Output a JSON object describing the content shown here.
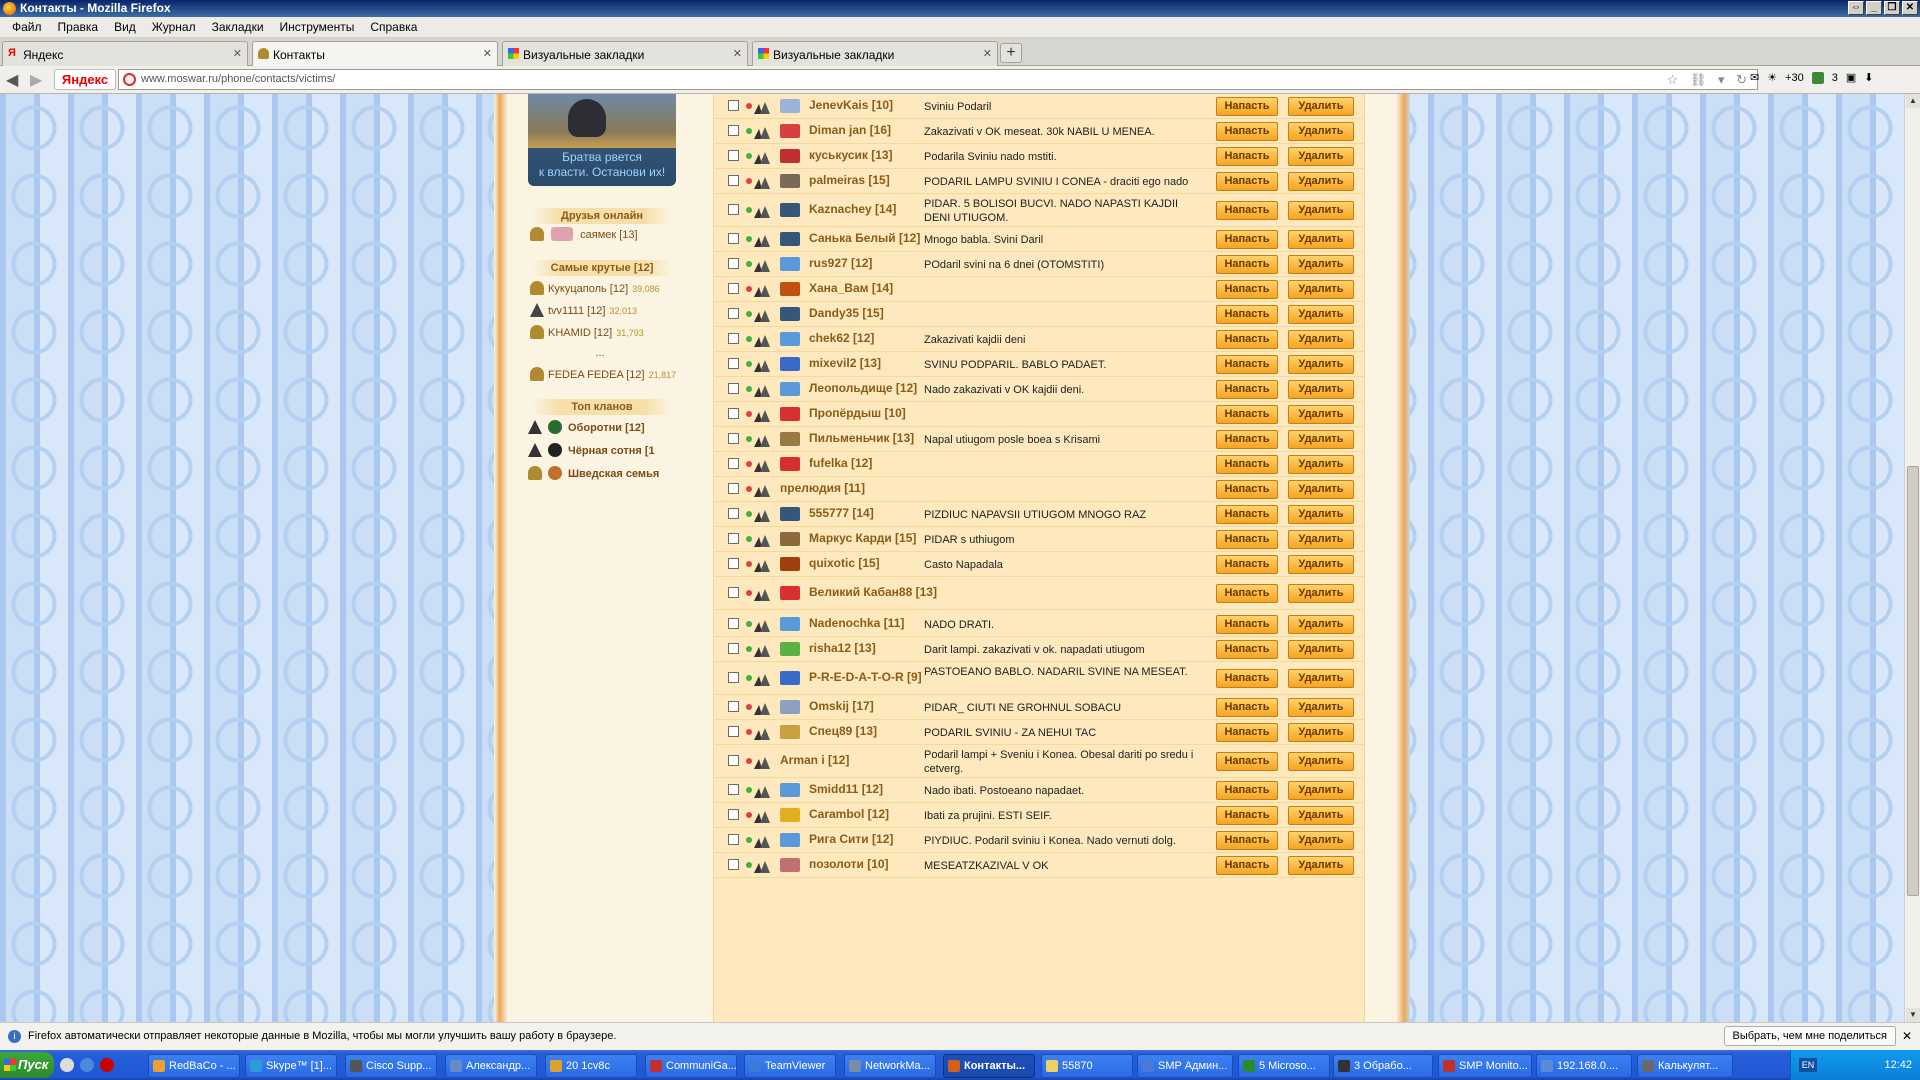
{
  "window": {
    "title": "Контакты - Mozilla Firefox"
  },
  "menu": [
    "Файл",
    "Правка",
    "Вид",
    "Журнал",
    "Закладки",
    "Инструменты",
    "Справка"
  ],
  "tabs": [
    {
      "label": "Яндекс"
    },
    {
      "label": "Контакты"
    },
    {
      "label": "Визуальные закладки"
    },
    {
      "label": "Визуальные закладки"
    }
  ],
  "nav": {
    "yandex_logo": "Яндекс",
    "url": "www.moswar.ru/phone/contacts/victims/",
    "weather": "+30",
    "mail_count": "3"
  },
  "sidebar": {
    "promo_line1": "Братва рвется",
    "promo_line2": "к власти. Останови их!",
    "friends_title": "Друзья онлайн",
    "friends": [
      {
        "name": "саямек [13]"
      }
    ],
    "top_title": "Самые крутые [12]",
    "top": [
      {
        "name": "Кукуцаполь [12]",
        "points": "39,086"
      },
      {
        "name": "tvv1111 [12]",
        "points": "32,013"
      },
      {
        "name": "KHAMID [12]",
        "points": "31,793"
      },
      {
        "name": "...",
        "points": ""
      },
      {
        "name": "FEDEA FEDEA [12]",
        "points": "21,817"
      }
    ],
    "clans_title": "Топ кланов",
    "clans": [
      {
        "name": "Оборотни [12]"
      },
      {
        "name": "Чёрная сотня [1"
      },
      {
        "name": "Шведская семья"
      }
    ]
  },
  "labels": {
    "attack": "Напасть",
    "delete": "Удалить"
  },
  "rows": [
    {
      "nick": "JenevKais [10]",
      "note": "Sviniu Podaril",
      "status": "red",
      "color": "#9bb3d8"
    },
    {
      "nick": "Diman jan [16]",
      "note": "Zakazivati v OK meseat. 30k NABIL U MENEA.",
      "status": "green",
      "color": "#d84040"
    },
    {
      "nick": "куськусик [13]",
      "note": "Podarila Sviniu nado mstiti.",
      "status": "green",
      "color": "#c03030"
    },
    {
      "nick": "palmeiras [15]",
      "note": "PODARIL LAMPU SVINIU I CONEA - draciti ego nado",
      "status": "red",
      "color": "#7a6a5a"
    },
    {
      "nick": "Kaznachey [14]",
      "note": "PIDAR. 5 BOLISOI BUCVI. NADO NAPASTI KAJDII DENI UTIUGOM.",
      "status": "green",
      "color": "#36567a"
    },
    {
      "nick": "Санька Белый [12]",
      "note": "Mnogo babla. Svini Daril",
      "status": "green",
      "color": "#36567a"
    },
    {
      "nick": "rus927 [12]",
      "note": "POdaril svini na 6 dnei (OTOMSTITI)",
      "status": "green",
      "color": "#5a9ad8"
    },
    {
      "nick": "Хана_Вам [14]",
      "note": "",
      "status": "red",
      "color": "#c05010"
    },
    {
      "nick": "Dandy35 [15]",
      "note": "",
      "status": "green",
      "color": "#36567a"
    },
    {
      "nick": "chek62 [12]",
      "note": "Zakazivati kajdii deni",
      "status": "green",
      "color": "#5a9ad8"
    },
    {
      "nick": "mixevil2 [13]",
      "note": "SVINU PODPARIL. BABLO PADAET.",
      "status": "green",
      "color": "#3a6ac8"
    },
    {
      "nick": "Леопольдище [12]",
      "note": "Nado zakazivati v OK kajdii deni.",
      "status": "green",
      "color": "#5a9ad8"
    },
    {
      "nick": "Пропёрдыш [10]",
      "note": "",
      "status": "red",
      "color": "#d83030"
    },
    {
      "nick": "Пильменьчик [13]",
      "note": "Napal utiugom posle boea s Krisami",
      "status": "green",
      "color": "#9a7a40"
    },
    {
      "nick": "fufelka [12]",
      "note": "",
      "status": "red",
      "color": "#d83030"
    },
    {
      "nick": "прелюдия [11]",
      "note": "",
      "status": "red",
      "color": ""
    },
    {
      "nick": "555777 [14]",
      "note": "PIZDIUC NAPAVSII UTIUGOM MNOGO RAZ",
      "status": "green",
      "color": "#36567a"
    },
    {
      "nick": "Маркус Карди [15]",
      "note": "PIDAR s uthiugom",
      "status": "green",
      "color": "#8a6a3a"
    },
    {
      "nick": "quixotic [15]",
      "note": "Casto Napadala",
      "status": "red",
      "color": "#a04010"
    },
    {
      "nick": "Великий Кабан88 [13]",
      "note": "",
      "status": "red",
      "color": "#d83030"
    },
    {
      "nick": "Nadenochka [11]",
      "note": "NADO DRATI.",
      "status": "green",
      "color": "#5a9ad8"
    },
    {
      "nick": "risha12 [13]",
      "note": "Darit lampi. zakazivati v ok. napadati utiugom",
      "status": "green",
      "color": "#5ab040"
    },
    {
      "nick": "P-R-E-D-A-T-O-R [9]",
      "note": "PASTOEANO BABLO. NADARIL SVINE NA MESEAT.",
      "status": "green",
      "color": "#3a6ac8"
    },
    {
      "nick": "Omskij [17]",
      "note": "PIDAR_ CIUTI NE GROHNUL SOBACU",
      "status": "red",
      "color": "#8aa0c0"
    },
    {
      "nick": "Спец89 [13]",
      "note": "PODARIL SVINIU - ZA NEHUI TAC",
      "status": "red",
      "color": "#c8a040"
    },
    {
      "nick": "Arman i [12]",
      "note": "Podaril lampi + Sveniu i Konea. Obesal dariti po sredu i cetverg.",
      "status": "red",
      "color": ""
    },
    {
      "nick": "Smidd11 [12]",
      "note": "Nado ibati. Postoeano napadaet.",
      "status": "green",
      "color": "#5a9ad8"
    },
    {
      "nick": "Carambol [12]",
      "note": "Ibati za prujini. ESTI SEIF.",
      "status": "red",
      "color": "#e0b020"
    },
    {
      "nick": "Рига Сити [12]",
      "note": "PIYDIUC. Podaril sviniu i Konea. Nado vernuti dolg.",
      "status": "green",
      "color": "#5a9ad8"
    },
    {
      "nick": "позолоти [10]",
      "note": "MESEATZKAZIVAL V OK",
      "status": "green",
      "color": "#c07070"
    }
  ],
  "notification": {
    "text": "Firefox автоматически отправляет некоторые данные в Mozilla, чтобы мы могли улучшить вашу работу в браузере.",
    "button": "Выбрать, чем мне поделиться"
  },
  "taskbar": {
    "start": "Пуск",
    "items": [
      {
        "label": "RedBaCo - ..."
      },
      {
        "label": "Skype™ [1]..."
      },
      {
        "label": "Cisco Supp..."
      },
      {
        "label": "Александр..."
      },
      {
        "label": "20 1cv8c"
      },
      {
        "label": "CommuniGa..."
      },
      {
        "label": "TeamViewer"
      },
      {
        "label": "NetworkMa..."
      },
      {
        "label": "Контакты..."
      },
      {
        "label": "55870"
      },
      {
        "label": "SMP Админ..."
      },
      {
        "label": "5 Microso..."
      },
      {
        "label": "3 Обрабо..."
      },
      {
        "label": "SMP Monito..."
      },
      {
        "label": "192.168.0...."
      },
      {
        "label": "Калькулят..."
      }
    ],
    "lang": "EN",
    "clock": "12:42"
  },
  "colors": {
    "accent": "#f6a422",
    "page_bg": "#fbf4e3",
    "table_bg": "#fde9bd",
    "nick": "#8b5b1a"
  }
}
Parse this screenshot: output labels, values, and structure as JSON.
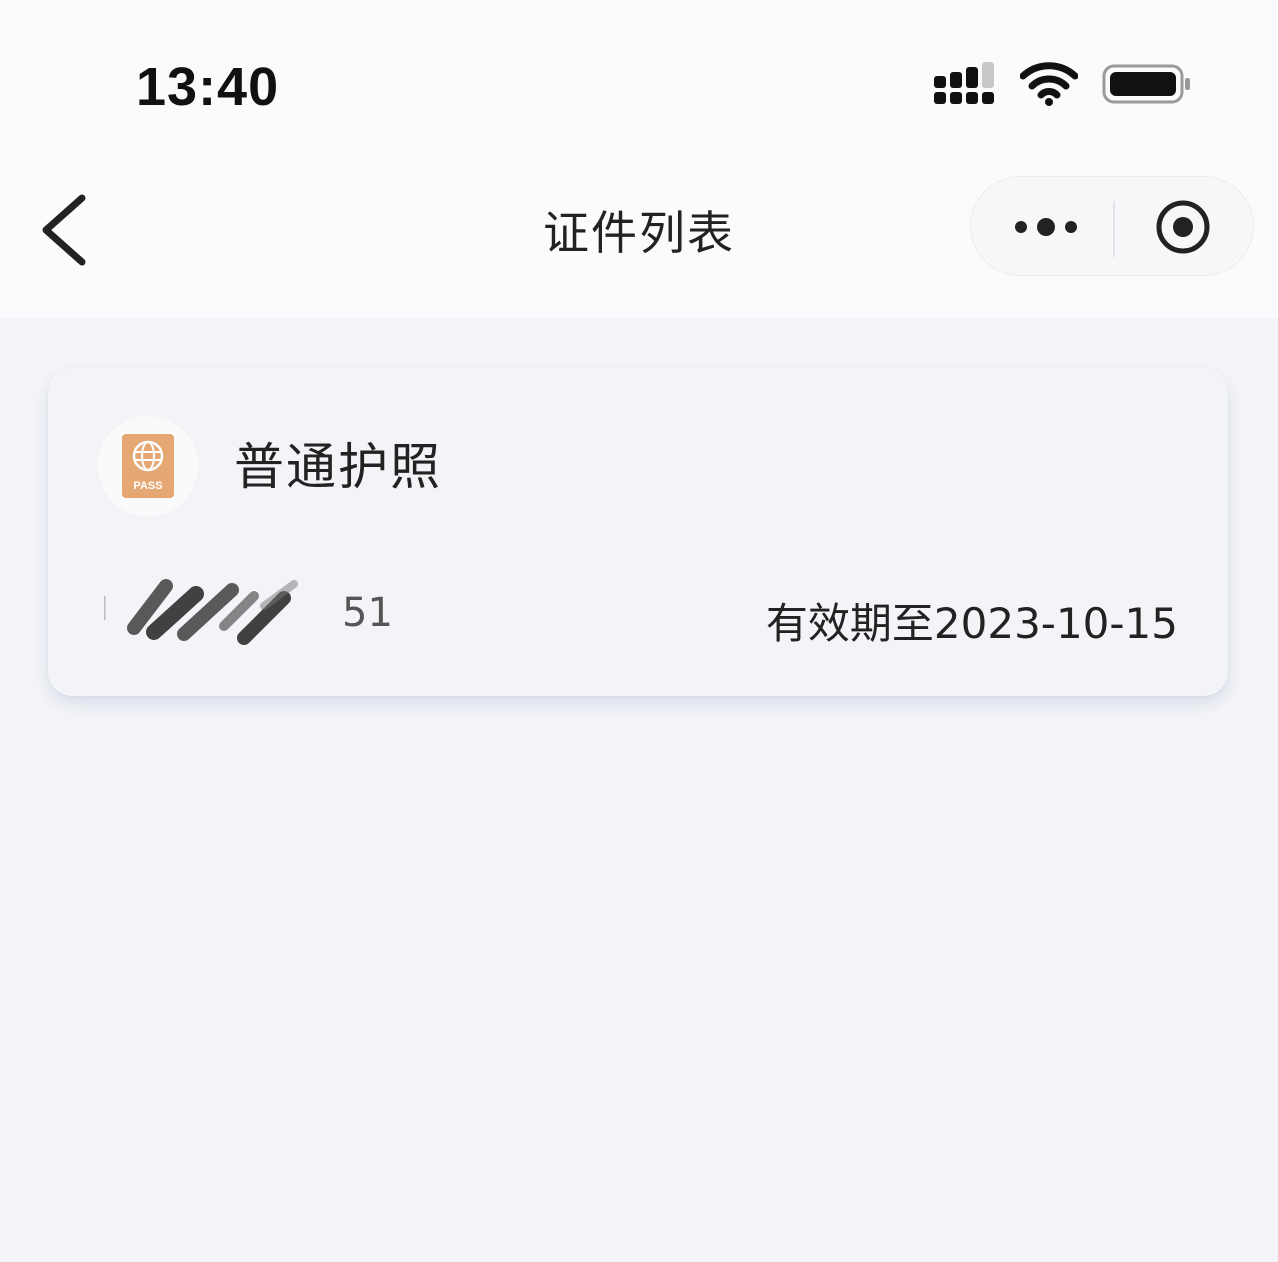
{
  "status_bar": {
    "time": "13:40",
    "icons": [
      "signal-icon",
      "wifi-icon",
      "battery-icon"
    ]
  },
  "nav_bar": {
    "title": "证件列表",
    "back_icon": "chevron-left-icon",
    "more_icon": "more-dots-icon",
    "close_icon": "target-circle-icon"
  },
  "card": {
    "icon": "passport-icon",
    "icon_text": "PASS",
    "title": "普通护照",
    "number_visible": "51",
    "expiry": "有效期至2023-10-15"
  },
  "colors": {
    "page_bg": "#f4f5f8",
    "card_bg": "#f3f4f8",
    "passport_orange": "#e6a873"
  }
}
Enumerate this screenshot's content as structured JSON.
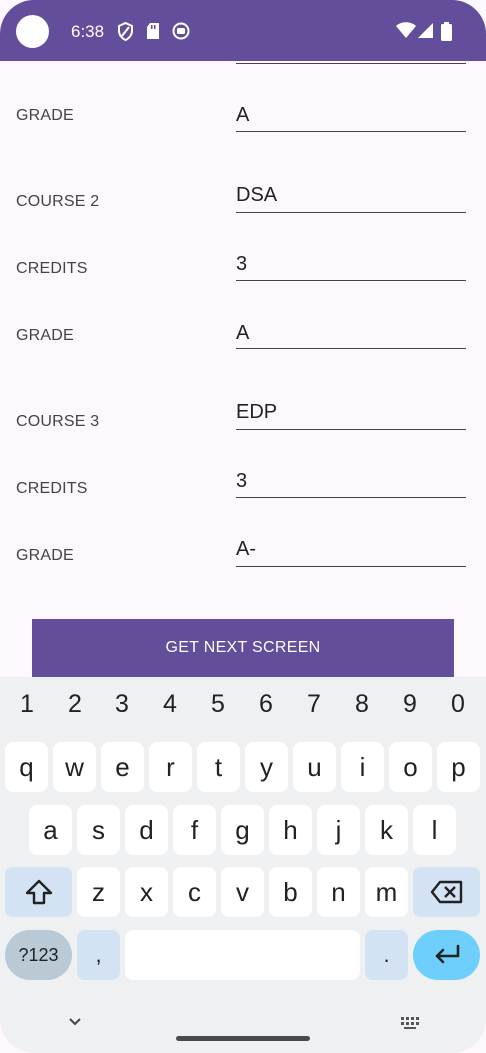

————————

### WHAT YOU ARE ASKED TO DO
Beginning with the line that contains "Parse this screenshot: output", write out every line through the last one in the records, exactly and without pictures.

### RESPONSE BELOW
Parse this screenshot: output labels, values, and structure as JSON.
{
  "status_bar": {
    "time": "13:40",
    "icons": [
      "signal-icon",
      "wifi-icon",
      "battery-icon"
    ]
  },
  "nav_bar": {
    "title": "证件列表",
    "back_icon": "chevron-left-icon",
    "more_icon": "more-dots-icon",
    "close_icon": "target-circle-icon"
  },
  "card": {
    "icon": "passport-icon",
    "icon_text": "PASS",
    "title": "普通护照",
    "number_visible": "51",
    "expiry": "有效期至2023-10-15"
  },
  "colors": {
    "page_bg": "#f4f5f8",
    "card_bg": "#f3f4f8",
    "passport_orange": "#e6a873"
  }
}
Enumerate this screenshot's content as structured JSON.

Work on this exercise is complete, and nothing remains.